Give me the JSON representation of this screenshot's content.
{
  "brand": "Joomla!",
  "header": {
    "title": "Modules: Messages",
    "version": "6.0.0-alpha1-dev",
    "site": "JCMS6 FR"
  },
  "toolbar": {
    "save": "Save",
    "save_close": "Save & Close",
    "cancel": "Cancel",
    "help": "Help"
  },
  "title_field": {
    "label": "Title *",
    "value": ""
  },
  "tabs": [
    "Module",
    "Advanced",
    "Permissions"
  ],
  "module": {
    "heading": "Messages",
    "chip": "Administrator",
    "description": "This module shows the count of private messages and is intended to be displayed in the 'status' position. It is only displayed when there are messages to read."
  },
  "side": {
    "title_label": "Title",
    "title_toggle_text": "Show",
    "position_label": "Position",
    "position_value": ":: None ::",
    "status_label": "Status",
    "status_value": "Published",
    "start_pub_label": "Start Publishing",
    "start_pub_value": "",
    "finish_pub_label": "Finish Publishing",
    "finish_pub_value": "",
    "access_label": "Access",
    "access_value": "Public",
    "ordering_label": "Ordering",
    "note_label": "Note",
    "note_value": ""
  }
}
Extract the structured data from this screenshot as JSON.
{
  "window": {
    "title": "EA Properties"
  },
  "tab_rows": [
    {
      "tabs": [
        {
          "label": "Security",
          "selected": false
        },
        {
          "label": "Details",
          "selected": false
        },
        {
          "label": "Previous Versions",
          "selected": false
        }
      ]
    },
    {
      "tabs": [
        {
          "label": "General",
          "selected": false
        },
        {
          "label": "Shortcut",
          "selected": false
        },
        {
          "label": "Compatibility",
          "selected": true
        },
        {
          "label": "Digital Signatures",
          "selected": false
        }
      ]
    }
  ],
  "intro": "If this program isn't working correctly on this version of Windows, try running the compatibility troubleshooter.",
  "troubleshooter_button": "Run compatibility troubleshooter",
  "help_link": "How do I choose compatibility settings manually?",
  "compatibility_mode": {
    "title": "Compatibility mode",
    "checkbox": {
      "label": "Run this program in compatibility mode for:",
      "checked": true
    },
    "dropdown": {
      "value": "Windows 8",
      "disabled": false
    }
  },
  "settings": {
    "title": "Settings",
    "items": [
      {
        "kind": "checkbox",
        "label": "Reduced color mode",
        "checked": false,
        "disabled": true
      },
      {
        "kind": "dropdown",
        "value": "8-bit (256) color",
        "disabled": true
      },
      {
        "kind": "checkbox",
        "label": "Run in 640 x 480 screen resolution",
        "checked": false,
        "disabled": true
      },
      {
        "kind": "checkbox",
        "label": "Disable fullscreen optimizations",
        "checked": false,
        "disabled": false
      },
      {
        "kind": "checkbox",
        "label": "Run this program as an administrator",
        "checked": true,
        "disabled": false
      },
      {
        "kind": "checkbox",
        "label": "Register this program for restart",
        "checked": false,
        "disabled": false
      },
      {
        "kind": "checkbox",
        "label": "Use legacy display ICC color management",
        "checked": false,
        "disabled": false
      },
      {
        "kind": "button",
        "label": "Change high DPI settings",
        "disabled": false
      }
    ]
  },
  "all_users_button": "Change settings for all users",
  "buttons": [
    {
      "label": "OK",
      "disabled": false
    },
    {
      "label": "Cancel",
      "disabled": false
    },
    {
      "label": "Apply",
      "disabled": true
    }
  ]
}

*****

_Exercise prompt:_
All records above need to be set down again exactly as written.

_Reply to the task:_
Give me the JSON representation of this screenshot's content.
{
  "brand": "Joomla!",
  "header": {
    "title": "Modules: Messages",
    "version": "6.0.0-alpha1-dev",
    "site": "JCMS6 FR"
  },
  "toolbar": {
    "save": "Save",
    "save_close": "Save & Close",
    "cancel": "Cancel",
    "help": "Help"
  },
  "title_field": {
    "label": "Title *",
    "value": ""
  },
  "tabs": [
    "Module",
    "Advanced",
    "Permissions"
  ],
  "module": {
    "heading": "Messages",
    "chip": "Administrator",
    "description": "This module shows the count of private messages and is intended to be displayed in the 'status' position. It is only displayed when there are messages to read."
  },
  "side": {
    "title_label": "Title",
    "title_toggle_text": "Show",
    "position_label": "Position",
    "position_value": ":: None ::",
    "status_label": "Status",
    "status_value": "Published",
    "start_pub_label": "Start Publishing",
    "start_pub_value": "",
    "finish_pub_label": "Finish Publishing",
    "finish_pub_value": "",
    "access_label": "Access",
    "access_value": "Public",
    "ordering_label": "Ordering",
    "note_label": "Note",
    "note_value": ""
  }
}
Extract the structured data from this screenshot as JSON.
{
  "window": {
    "title": "EA Properties"
  },
  "tab_rows": [
    {
      "tabs": [
        {
          "label": "Security",
          "selected": false
        },
        {
          "label": "Details",
          "selected": false
        },
        {
          "label": "Previous Versions",
          "selected": false
        }
      ]
    },
    {
      "tabs": [
        {
          "label": "General",
          "selected": false
        },
        {
          "label": "Shortcut",
          "selected": false
        },
        {
          "label": "Compatibility",
          "selected": true
        },
        {
          "label": "Digital Signatures",
          "selected": false
        }
      ]
    }
  ],
  "intro": "If this program isn't working correctly on this version of Windows, try running the compatibility troubleshooter.",
  "troubleshooter_button": "Run compatibility troubleshooter",
  "help_link": "How do I choose compatibility settings manually?",
  "compatibility_mode": {
    "title": "Compatibility mode",
    "checkbox": {
      "label": "Run this program in compatibility mode for:",
      "checked": true
    },
    "dropdown": {
      "value": "Windows 8",
      "disabled": false
    }
  },
  "settings": {
    "title": "Settings",
    "items": [
      {
        "kind": "checkbox",
        "label": "Reduced color mode",
        "checked": false,
        "disabled": true
      },
      {
        "kind": "dropdown",
        "value": "8-bit (256) color",
        "disabled": true
      },
      {
        "kind": "checkbox",
        "label": "Run in 640 x 480 screen resolution",
        "checked": false,
        "disabled": true
      },
      {
        "kind": "checkbox",
        "label": "Disable fullscreen optimizations",
        "checked": false,
        "disabled": false
      },
      {
        "kind": "checkbox",
        "label": "Run this program as an administrator",
        "checked": true,
        "disabled": false
      },
      {
        "kind": "checkbox",
        "label": "Register this program for restart",
        "checked": false,
        "disabled": false
      },
      {
        "kind": "checkbox",
        "label": "Use legacy display ICC color management",
        "checked": false,
        "disabled": false
      },
      {
        "kind": "button",
        "label": "Change high DPI settings",
        "disabled": false
      }
    ]
  },
  "all_users_button": "Change settings for all users",
  "buttons": [
    {
      "label": "OK",
      "disabled": false
    },
    {
      "label": "Cancel",
      "disabled": false
    },
    {
      "label": "Apply",
      "disabled": true
    }
  ]
}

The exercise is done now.